Isaac Asimov had fascinating ideas. One of them was his theory for predicting human behaviour using the simple rules of mathematics and science.
Let’s look at the molecules that make up water. When we apply enough heat to them, they react by transforming into steam. If wind were introduced to the millions of molecules in the air we breathe, they will move with the direction of the wind. From the scientific point of view, we can deduce how molecules will behave.
Now let’s look at a group of people in any situation. Introduce an idea to them and they will interact. Let’s say we apply the idea that white is ugly and black is beautiful. Or let’s say that first-world countries should part with their money and give it to third-world nations. The people-molecules will react and transform itself into a volatile group, moving either in the direction of, or away from the idea-leader.
In another application, let’s ask a group of educated people and a group of fishmongers, what they would do with money won at a lottery. I have not posed this question in a controlled situation, but I can imagine that the educated class would think of either philanthropic pursuits or wise investments, while the fishmongers would think of something else.
Based on the unwritten laws of human nature, a behaviour pattern will emerge. Human nature varies from one culture to another and should be considered, together with other factors such as religion, when predicting human behaviour.

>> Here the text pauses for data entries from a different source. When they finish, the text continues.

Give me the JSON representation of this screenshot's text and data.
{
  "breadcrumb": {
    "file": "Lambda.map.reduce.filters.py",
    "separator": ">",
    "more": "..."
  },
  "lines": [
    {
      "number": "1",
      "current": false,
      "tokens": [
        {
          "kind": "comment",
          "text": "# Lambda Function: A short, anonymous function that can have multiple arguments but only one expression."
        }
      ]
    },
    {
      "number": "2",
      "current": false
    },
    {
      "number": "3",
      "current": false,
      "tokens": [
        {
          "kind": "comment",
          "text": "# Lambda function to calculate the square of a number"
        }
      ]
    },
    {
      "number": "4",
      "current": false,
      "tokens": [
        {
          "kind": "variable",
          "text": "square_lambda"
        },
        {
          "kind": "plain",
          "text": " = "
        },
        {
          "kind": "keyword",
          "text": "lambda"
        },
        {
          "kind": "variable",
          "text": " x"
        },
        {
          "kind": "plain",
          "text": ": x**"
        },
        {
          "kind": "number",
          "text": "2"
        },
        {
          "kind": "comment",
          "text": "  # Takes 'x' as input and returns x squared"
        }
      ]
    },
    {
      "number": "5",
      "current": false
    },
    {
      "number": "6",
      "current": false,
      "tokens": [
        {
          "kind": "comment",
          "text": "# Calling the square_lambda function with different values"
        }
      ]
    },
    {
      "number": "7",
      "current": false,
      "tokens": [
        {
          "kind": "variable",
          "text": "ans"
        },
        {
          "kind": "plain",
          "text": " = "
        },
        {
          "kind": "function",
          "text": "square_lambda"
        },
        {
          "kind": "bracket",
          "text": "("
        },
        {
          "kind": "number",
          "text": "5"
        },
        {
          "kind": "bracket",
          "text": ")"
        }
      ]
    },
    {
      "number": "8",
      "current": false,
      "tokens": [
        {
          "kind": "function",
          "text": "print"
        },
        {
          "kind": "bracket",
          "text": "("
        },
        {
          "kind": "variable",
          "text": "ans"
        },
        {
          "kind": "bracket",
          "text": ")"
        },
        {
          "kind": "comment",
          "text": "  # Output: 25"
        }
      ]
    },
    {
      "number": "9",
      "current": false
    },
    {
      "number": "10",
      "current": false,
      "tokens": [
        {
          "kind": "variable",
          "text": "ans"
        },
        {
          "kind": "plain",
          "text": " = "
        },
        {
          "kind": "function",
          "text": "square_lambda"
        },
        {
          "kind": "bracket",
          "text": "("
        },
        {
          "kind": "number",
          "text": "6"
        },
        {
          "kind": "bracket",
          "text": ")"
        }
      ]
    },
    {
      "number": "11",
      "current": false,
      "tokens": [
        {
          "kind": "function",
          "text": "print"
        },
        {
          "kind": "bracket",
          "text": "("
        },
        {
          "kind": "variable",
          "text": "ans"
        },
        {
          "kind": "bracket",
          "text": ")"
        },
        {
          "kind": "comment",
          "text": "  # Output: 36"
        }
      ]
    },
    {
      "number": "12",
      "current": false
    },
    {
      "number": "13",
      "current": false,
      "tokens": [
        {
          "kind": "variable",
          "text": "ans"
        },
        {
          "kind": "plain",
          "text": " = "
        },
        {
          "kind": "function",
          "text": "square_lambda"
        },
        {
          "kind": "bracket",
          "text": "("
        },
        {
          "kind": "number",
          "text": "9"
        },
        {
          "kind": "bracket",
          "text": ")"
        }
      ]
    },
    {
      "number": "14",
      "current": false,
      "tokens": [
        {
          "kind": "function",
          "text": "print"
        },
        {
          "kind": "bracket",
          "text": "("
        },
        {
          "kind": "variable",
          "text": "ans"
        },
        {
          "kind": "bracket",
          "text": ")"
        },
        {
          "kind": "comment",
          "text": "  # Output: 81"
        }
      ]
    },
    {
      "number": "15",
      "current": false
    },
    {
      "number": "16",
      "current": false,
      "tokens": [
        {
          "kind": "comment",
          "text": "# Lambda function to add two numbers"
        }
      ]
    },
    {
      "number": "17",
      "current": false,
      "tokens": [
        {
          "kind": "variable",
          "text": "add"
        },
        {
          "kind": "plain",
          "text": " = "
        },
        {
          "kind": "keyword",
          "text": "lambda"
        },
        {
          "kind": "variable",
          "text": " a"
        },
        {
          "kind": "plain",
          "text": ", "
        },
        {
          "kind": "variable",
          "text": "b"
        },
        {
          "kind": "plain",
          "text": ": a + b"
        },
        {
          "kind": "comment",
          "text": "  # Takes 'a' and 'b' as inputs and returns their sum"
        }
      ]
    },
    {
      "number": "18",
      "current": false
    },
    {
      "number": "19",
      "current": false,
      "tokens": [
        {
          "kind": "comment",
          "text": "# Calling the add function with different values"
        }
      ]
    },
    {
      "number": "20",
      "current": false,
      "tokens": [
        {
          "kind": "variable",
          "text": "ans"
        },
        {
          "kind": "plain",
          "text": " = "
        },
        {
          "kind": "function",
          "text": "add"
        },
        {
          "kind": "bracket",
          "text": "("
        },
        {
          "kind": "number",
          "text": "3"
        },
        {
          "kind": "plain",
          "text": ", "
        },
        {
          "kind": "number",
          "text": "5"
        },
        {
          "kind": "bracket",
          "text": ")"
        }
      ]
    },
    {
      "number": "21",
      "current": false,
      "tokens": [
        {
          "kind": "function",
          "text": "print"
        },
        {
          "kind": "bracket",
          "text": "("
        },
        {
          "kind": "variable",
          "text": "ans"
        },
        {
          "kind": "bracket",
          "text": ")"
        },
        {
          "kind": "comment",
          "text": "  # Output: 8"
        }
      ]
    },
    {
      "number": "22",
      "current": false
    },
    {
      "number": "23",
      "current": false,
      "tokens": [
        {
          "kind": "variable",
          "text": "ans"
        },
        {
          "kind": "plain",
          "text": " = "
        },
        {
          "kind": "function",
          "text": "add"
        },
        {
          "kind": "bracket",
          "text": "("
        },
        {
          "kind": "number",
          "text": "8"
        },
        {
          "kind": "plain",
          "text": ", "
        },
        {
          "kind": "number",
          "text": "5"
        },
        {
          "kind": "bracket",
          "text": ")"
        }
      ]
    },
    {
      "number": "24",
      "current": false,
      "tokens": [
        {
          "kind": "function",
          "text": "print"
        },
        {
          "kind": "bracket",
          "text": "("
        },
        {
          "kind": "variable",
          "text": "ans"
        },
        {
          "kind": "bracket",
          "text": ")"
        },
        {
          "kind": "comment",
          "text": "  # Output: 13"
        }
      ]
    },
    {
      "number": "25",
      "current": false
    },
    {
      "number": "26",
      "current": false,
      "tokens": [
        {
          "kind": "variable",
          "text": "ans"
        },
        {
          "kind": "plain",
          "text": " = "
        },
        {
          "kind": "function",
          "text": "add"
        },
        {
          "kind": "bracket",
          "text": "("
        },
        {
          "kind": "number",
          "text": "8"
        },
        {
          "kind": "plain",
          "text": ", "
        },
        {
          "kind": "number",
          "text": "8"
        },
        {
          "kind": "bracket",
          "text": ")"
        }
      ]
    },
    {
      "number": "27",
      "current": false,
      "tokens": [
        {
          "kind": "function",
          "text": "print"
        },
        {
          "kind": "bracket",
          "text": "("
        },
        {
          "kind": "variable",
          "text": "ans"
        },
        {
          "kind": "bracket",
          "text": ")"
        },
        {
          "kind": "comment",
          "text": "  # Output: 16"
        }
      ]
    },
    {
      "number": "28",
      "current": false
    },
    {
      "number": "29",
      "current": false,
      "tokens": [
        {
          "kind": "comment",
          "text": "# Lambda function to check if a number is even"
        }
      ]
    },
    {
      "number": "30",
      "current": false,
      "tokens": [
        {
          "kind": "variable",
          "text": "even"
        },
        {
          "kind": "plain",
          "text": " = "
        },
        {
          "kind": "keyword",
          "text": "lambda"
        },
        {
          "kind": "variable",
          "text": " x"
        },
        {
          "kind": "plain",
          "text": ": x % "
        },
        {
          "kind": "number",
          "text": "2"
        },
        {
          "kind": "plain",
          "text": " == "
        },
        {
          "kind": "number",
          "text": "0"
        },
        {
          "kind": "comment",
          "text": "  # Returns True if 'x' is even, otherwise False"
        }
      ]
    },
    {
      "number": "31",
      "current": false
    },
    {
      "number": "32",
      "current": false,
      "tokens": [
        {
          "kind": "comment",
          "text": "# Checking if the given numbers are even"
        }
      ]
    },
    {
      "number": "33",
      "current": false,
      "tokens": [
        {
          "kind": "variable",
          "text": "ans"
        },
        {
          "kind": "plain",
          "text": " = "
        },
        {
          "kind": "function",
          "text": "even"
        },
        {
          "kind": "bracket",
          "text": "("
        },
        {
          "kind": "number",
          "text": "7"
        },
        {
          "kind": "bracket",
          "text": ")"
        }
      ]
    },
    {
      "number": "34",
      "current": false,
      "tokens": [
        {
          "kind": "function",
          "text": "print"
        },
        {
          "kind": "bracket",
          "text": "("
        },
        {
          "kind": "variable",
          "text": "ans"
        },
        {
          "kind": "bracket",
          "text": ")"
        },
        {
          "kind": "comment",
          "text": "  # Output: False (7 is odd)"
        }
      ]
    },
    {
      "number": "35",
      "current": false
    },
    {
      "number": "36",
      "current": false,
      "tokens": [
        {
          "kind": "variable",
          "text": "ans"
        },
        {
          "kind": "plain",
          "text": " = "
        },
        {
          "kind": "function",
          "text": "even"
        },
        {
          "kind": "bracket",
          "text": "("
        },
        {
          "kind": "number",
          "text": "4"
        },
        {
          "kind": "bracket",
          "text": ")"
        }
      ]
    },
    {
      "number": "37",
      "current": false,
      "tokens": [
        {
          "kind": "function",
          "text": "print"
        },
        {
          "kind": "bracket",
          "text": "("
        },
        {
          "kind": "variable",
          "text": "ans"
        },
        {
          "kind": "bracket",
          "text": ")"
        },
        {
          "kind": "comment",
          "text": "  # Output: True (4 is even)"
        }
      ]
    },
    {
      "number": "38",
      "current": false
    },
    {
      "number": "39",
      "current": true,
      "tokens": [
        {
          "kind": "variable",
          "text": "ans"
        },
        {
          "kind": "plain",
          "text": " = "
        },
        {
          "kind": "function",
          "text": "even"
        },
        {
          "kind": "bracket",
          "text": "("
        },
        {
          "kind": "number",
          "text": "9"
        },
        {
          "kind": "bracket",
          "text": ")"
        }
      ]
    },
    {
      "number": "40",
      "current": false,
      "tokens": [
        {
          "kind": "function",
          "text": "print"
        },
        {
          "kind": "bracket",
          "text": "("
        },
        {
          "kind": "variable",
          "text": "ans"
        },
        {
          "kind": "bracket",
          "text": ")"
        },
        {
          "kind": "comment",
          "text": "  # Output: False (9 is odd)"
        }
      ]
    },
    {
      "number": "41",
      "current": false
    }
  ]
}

Asimov termed his new science of social behaviour, psychohistory. Some educational institutions have called it econophysics or social cognitive neuroscience. But I believe stereotyping and racial profiling require a subtile consideration, and should neither be misused nor treated as a blanket description for a group of people.